EXERCISE PROMPT ->
Looking through the listing, how many of its lines hold the word "date"? Answer with only the number.
───── DATA RECORDS ─────
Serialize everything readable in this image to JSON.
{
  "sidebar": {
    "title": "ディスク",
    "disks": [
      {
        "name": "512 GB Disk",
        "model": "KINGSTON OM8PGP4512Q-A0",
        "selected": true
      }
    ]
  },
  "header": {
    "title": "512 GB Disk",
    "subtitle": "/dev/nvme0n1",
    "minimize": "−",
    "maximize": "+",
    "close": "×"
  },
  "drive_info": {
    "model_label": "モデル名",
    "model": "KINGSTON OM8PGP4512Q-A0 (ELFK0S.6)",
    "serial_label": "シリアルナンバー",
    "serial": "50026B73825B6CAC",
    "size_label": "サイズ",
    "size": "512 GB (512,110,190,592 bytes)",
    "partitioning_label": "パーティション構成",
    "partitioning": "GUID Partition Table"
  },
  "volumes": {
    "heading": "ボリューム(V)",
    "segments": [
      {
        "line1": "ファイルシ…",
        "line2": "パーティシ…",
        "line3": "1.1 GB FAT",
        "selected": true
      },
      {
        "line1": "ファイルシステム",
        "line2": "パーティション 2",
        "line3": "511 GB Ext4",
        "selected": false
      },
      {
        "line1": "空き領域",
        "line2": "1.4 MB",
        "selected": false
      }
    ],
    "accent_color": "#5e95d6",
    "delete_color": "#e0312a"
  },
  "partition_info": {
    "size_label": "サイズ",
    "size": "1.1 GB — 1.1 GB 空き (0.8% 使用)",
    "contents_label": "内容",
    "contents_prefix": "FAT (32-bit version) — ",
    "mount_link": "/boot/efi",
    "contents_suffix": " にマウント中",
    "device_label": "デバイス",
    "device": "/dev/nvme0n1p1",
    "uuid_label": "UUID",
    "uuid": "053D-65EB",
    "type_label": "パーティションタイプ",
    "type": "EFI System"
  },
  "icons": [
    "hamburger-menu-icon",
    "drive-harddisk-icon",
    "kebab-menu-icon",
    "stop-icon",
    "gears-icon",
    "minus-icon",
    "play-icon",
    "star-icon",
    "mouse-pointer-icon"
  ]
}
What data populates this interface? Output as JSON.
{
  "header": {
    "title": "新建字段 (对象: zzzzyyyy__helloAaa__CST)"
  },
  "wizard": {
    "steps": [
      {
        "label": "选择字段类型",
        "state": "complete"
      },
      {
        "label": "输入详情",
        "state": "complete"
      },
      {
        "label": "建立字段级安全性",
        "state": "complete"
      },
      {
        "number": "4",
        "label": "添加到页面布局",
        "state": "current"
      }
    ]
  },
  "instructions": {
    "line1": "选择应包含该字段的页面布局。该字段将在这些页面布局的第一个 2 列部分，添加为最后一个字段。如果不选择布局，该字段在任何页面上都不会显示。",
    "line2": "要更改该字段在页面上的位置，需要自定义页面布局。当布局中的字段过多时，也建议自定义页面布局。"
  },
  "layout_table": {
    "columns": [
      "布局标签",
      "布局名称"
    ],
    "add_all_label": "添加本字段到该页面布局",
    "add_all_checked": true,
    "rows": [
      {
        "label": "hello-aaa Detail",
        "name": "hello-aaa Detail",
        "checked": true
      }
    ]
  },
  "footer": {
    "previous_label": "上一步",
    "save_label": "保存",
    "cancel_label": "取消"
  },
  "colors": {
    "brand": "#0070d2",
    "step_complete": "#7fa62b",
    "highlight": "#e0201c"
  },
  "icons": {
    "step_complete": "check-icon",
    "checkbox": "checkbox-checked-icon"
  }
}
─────
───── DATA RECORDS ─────
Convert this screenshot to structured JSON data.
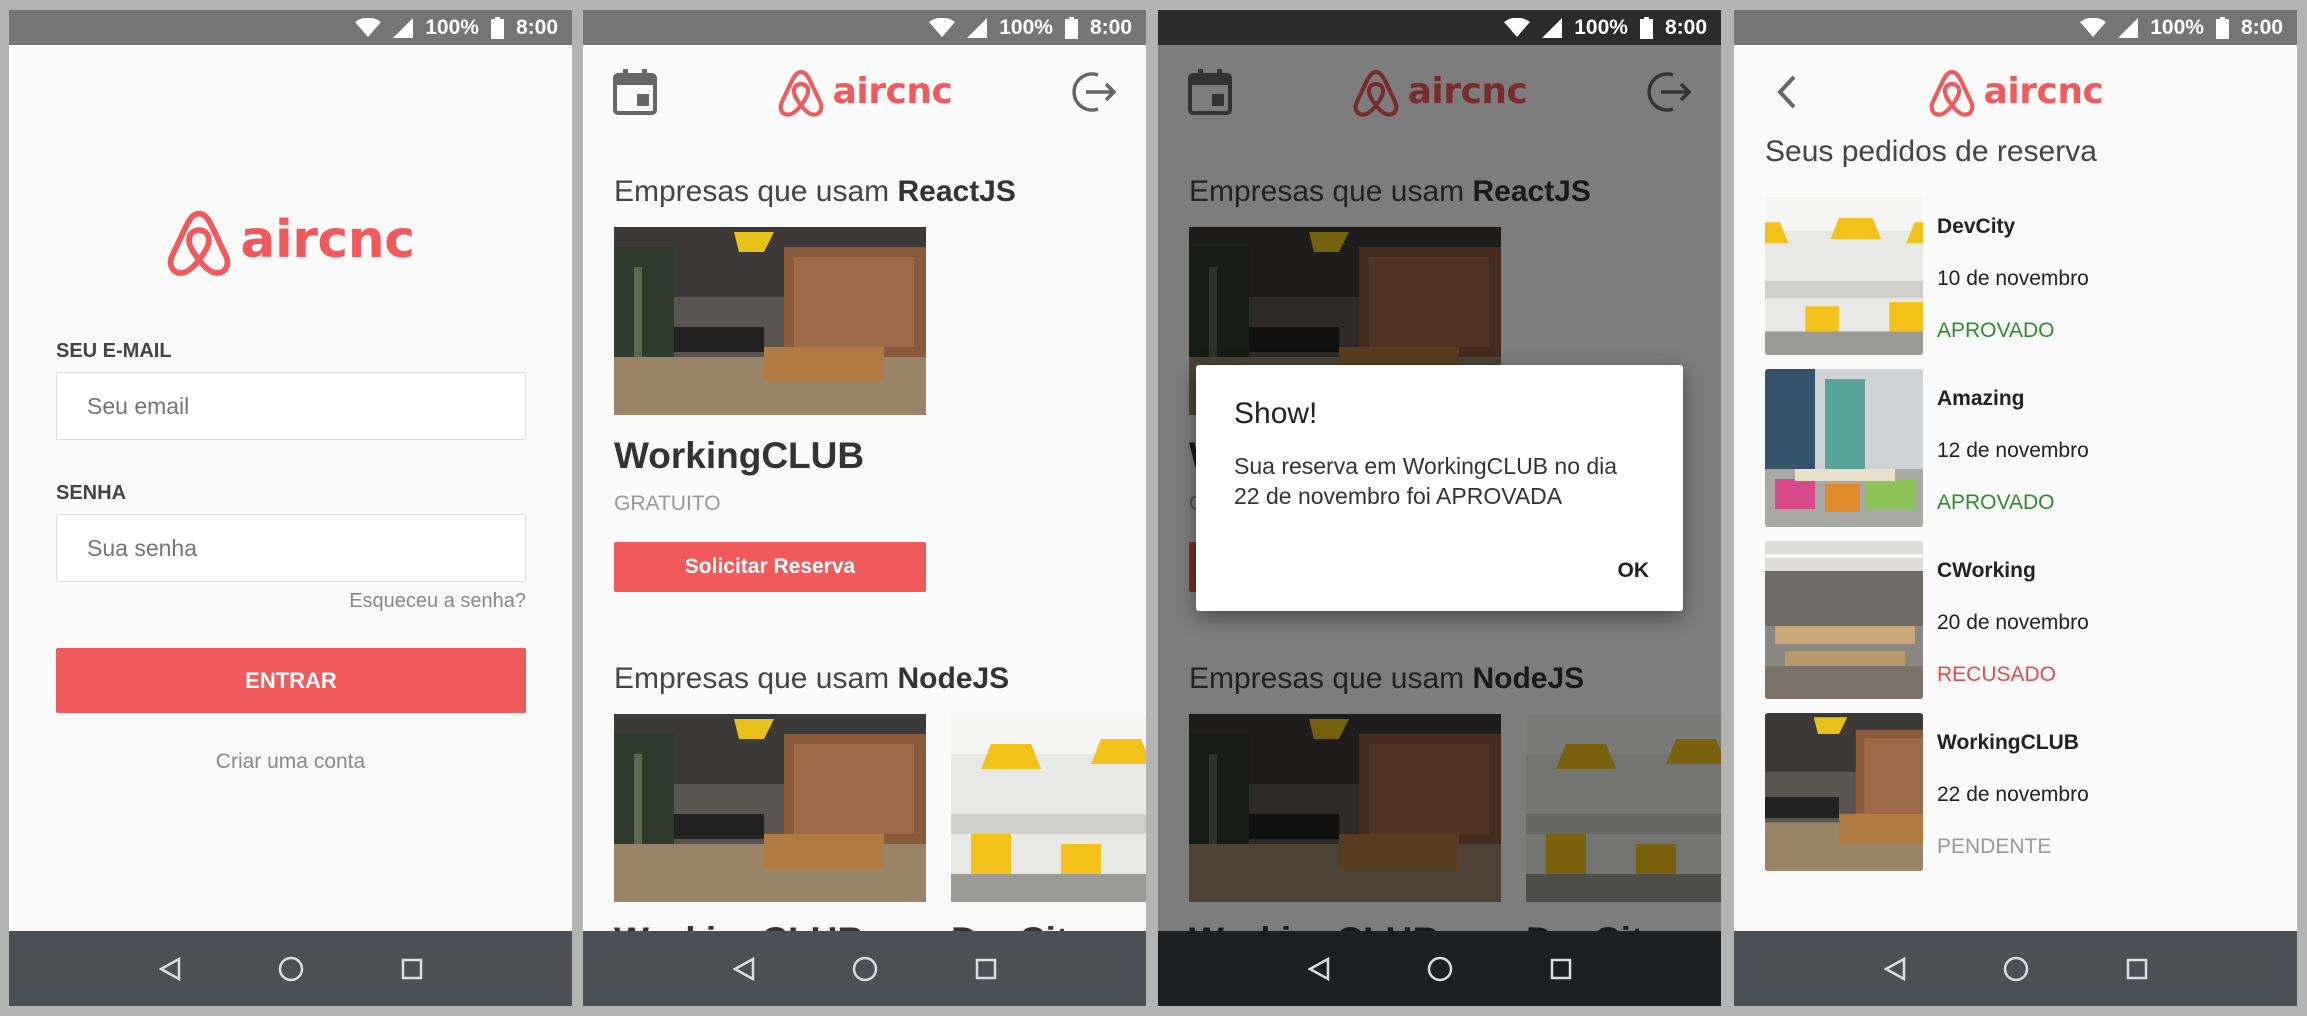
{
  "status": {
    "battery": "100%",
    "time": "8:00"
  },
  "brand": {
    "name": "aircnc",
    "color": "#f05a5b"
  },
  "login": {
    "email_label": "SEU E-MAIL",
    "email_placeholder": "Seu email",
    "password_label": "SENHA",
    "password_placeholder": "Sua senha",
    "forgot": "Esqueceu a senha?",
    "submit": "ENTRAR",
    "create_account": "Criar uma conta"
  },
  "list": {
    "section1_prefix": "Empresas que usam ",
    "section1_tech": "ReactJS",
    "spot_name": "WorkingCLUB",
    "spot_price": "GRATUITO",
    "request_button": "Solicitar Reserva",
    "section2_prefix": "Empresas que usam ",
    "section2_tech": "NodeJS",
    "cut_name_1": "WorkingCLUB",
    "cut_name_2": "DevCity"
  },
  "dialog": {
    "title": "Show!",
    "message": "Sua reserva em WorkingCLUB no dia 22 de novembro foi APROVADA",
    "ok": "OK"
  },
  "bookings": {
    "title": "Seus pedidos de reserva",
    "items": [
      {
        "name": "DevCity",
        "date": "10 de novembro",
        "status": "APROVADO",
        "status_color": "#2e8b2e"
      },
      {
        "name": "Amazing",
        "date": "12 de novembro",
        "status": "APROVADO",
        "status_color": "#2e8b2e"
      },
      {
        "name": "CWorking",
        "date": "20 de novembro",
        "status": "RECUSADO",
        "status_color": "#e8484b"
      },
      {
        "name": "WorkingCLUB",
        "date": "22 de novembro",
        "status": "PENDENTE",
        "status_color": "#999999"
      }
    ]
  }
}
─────
RESULT BELOW ->
4